# [Exercise brief]
Your reply should be made up of every line in the records below that holds the string "Move".

Exercise data section start

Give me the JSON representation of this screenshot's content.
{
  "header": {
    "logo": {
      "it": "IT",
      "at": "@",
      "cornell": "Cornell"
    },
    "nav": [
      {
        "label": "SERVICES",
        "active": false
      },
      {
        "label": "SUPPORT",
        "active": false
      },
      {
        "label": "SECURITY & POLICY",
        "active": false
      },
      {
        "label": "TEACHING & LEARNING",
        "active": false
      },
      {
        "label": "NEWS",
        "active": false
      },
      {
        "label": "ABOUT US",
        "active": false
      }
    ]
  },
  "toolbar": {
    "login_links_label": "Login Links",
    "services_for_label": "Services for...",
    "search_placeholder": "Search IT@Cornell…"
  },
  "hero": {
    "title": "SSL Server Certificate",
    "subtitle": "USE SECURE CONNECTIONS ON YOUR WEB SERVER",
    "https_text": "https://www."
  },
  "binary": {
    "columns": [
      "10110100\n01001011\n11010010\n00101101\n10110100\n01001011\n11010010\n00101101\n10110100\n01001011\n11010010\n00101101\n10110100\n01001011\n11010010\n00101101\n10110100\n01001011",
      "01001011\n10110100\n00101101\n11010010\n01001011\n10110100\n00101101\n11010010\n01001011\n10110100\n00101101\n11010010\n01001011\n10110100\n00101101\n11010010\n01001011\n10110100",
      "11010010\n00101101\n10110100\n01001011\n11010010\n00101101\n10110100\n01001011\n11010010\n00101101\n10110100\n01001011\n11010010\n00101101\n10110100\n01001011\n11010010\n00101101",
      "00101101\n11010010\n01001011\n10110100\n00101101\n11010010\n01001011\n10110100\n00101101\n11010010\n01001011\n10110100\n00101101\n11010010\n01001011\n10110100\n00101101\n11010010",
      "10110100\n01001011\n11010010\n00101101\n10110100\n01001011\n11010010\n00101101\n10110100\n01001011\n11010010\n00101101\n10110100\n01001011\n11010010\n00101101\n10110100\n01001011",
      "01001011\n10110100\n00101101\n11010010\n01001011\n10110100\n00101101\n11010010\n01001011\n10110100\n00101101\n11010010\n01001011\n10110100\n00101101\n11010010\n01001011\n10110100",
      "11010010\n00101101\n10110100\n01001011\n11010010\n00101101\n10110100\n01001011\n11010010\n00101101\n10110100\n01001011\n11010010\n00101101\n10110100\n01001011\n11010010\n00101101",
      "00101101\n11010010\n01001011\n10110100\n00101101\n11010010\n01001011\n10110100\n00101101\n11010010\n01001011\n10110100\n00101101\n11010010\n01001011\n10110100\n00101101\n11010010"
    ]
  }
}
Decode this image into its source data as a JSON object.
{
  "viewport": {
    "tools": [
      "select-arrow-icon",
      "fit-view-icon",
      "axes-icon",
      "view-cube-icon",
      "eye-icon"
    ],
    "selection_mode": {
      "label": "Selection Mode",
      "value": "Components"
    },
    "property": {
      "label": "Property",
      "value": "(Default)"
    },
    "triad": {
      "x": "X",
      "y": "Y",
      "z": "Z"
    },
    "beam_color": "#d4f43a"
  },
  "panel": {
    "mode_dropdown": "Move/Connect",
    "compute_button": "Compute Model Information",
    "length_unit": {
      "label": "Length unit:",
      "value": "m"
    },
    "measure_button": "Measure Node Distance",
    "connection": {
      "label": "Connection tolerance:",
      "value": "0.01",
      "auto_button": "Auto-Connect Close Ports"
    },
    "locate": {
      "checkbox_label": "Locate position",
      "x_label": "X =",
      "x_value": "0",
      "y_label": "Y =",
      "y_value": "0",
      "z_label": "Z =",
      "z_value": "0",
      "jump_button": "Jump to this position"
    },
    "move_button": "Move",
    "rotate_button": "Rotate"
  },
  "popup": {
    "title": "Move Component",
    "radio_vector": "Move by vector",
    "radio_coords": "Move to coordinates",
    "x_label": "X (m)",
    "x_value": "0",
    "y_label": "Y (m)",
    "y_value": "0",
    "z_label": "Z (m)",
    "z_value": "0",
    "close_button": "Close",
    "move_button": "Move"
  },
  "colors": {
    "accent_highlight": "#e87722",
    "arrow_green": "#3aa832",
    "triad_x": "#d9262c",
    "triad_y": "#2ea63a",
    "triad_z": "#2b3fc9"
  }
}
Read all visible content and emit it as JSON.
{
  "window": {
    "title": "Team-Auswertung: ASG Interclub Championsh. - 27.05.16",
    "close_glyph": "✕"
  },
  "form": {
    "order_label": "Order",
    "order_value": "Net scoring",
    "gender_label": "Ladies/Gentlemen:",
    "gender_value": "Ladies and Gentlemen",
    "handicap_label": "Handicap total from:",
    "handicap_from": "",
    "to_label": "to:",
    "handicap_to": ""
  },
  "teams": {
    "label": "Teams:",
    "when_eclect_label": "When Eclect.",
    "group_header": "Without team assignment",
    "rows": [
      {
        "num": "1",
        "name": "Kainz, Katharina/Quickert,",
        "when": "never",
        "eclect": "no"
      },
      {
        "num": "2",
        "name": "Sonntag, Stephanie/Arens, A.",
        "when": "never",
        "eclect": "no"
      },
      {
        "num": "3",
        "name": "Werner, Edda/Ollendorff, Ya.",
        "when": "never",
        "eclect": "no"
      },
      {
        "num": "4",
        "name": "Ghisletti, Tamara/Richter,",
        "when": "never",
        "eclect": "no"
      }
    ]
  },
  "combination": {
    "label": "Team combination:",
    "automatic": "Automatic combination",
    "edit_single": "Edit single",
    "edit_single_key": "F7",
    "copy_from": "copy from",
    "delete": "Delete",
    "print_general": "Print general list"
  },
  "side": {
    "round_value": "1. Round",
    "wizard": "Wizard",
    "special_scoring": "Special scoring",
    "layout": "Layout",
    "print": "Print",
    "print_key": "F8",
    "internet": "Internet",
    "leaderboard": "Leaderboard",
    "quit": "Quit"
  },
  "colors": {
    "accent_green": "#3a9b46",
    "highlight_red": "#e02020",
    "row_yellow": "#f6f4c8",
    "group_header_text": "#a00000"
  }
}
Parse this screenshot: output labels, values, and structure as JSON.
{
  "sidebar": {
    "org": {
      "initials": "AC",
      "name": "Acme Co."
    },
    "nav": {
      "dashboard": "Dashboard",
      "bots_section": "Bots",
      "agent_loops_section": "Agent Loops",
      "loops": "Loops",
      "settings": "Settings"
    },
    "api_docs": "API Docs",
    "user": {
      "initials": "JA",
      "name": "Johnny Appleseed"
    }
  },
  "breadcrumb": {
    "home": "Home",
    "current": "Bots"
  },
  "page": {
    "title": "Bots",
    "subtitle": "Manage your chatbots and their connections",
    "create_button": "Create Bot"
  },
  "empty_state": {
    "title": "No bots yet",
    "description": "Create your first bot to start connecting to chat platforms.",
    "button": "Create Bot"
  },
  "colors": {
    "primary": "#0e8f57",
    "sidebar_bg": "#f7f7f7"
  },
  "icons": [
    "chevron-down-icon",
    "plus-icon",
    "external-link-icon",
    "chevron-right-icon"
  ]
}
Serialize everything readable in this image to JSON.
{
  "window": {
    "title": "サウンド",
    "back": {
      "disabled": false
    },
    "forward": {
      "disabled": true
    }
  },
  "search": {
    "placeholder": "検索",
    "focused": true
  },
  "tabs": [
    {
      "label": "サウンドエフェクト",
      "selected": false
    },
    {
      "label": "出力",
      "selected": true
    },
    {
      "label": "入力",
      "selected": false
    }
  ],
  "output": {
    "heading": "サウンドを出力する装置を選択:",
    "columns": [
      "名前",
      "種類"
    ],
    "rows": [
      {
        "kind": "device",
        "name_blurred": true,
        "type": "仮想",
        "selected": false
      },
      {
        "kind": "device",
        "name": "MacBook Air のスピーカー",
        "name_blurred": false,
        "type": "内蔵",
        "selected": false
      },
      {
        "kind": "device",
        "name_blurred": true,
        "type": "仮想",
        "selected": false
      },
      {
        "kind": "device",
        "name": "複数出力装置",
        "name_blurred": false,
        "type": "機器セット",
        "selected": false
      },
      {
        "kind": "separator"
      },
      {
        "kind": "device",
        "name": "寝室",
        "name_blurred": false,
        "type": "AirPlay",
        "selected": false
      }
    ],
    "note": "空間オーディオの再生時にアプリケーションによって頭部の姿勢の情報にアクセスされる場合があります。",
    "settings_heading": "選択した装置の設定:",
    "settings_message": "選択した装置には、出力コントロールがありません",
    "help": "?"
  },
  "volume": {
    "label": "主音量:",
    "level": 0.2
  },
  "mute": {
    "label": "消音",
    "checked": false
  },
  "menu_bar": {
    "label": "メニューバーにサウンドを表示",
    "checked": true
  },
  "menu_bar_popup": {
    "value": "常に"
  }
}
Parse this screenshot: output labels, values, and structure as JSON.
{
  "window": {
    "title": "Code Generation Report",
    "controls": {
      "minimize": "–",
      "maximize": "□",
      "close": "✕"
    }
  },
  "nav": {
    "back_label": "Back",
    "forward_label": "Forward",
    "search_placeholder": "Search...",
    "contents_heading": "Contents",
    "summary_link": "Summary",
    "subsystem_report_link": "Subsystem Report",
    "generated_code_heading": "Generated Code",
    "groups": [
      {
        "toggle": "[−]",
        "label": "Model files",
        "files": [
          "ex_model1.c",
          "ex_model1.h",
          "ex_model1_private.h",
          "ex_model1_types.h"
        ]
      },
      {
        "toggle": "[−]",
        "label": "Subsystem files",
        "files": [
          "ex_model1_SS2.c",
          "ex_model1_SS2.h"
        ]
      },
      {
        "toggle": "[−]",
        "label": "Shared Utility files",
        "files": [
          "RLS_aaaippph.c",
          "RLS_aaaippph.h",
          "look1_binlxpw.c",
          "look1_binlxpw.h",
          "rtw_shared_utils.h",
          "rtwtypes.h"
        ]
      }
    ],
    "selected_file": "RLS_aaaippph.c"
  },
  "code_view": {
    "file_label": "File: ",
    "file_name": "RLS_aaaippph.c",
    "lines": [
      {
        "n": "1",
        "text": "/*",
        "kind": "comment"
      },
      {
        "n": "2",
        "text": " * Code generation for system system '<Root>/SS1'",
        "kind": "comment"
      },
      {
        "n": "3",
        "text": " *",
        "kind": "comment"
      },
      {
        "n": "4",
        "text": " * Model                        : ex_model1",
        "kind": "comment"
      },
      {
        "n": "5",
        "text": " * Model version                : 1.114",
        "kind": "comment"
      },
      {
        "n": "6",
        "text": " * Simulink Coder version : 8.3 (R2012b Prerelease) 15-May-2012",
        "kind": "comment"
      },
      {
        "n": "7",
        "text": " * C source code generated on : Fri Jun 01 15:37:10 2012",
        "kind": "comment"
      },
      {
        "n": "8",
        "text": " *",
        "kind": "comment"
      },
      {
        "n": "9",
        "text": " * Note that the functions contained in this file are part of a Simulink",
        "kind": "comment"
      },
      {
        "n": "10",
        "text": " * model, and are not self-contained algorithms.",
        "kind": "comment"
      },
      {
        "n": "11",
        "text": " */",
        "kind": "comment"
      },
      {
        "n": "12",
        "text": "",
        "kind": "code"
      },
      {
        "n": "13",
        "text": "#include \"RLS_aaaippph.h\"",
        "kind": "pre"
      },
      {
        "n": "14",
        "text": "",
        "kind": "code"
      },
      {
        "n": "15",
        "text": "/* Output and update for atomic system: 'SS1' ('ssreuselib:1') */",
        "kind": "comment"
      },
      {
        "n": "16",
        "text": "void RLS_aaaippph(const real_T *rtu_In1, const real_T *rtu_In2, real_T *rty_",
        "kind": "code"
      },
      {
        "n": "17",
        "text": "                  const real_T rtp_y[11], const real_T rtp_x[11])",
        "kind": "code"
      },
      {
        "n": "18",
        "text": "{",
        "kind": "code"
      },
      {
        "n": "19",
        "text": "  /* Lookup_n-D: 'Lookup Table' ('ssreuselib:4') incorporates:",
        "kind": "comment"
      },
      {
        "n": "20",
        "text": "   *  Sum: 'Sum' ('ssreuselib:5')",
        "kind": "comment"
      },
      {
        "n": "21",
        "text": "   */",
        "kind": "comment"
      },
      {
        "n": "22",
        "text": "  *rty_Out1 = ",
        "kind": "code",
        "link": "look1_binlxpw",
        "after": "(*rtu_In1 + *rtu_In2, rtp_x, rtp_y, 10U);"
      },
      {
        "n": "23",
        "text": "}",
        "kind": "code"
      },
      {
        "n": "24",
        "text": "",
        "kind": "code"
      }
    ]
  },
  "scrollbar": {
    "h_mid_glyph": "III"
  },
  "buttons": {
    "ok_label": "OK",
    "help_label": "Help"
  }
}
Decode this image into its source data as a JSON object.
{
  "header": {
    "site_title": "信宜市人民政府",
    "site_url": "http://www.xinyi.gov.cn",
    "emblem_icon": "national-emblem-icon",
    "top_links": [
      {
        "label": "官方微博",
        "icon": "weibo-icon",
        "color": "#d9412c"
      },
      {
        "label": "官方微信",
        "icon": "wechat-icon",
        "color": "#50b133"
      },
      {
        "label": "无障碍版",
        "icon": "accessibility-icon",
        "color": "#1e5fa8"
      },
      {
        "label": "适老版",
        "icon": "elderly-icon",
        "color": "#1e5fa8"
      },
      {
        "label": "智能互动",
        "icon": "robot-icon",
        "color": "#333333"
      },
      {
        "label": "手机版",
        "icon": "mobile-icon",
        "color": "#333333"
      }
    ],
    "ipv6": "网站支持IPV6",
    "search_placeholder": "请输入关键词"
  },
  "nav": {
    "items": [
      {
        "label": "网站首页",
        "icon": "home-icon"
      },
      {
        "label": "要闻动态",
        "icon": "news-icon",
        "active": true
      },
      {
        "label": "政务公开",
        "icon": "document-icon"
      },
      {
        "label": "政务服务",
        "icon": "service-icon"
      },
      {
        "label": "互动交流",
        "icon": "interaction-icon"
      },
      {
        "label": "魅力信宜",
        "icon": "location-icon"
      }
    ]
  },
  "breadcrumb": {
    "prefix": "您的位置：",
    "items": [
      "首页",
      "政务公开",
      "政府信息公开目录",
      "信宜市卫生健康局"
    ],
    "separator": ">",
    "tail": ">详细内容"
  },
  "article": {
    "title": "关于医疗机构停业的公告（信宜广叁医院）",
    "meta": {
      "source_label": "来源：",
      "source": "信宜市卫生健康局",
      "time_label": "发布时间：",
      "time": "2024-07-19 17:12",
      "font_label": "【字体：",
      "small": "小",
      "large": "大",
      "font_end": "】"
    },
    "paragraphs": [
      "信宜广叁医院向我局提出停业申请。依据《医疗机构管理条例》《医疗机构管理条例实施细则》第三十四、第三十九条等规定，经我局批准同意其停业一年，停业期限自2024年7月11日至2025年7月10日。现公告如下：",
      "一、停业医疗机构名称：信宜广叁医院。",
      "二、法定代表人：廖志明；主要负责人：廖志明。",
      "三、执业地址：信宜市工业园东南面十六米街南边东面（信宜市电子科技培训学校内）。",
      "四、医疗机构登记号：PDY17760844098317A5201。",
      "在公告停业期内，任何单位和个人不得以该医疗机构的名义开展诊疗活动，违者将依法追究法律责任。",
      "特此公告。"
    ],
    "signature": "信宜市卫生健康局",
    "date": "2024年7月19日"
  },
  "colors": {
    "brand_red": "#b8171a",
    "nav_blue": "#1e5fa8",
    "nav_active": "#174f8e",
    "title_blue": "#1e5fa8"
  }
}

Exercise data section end

# [Your response]
    "mode_dropdown": "Move/Connect",
    "move_button": "Move",
    "title": "Move Component",
    "radio_vector": "Move by vector",
    "radio_coords": "Move to coordinates",
    "move_button": "Move"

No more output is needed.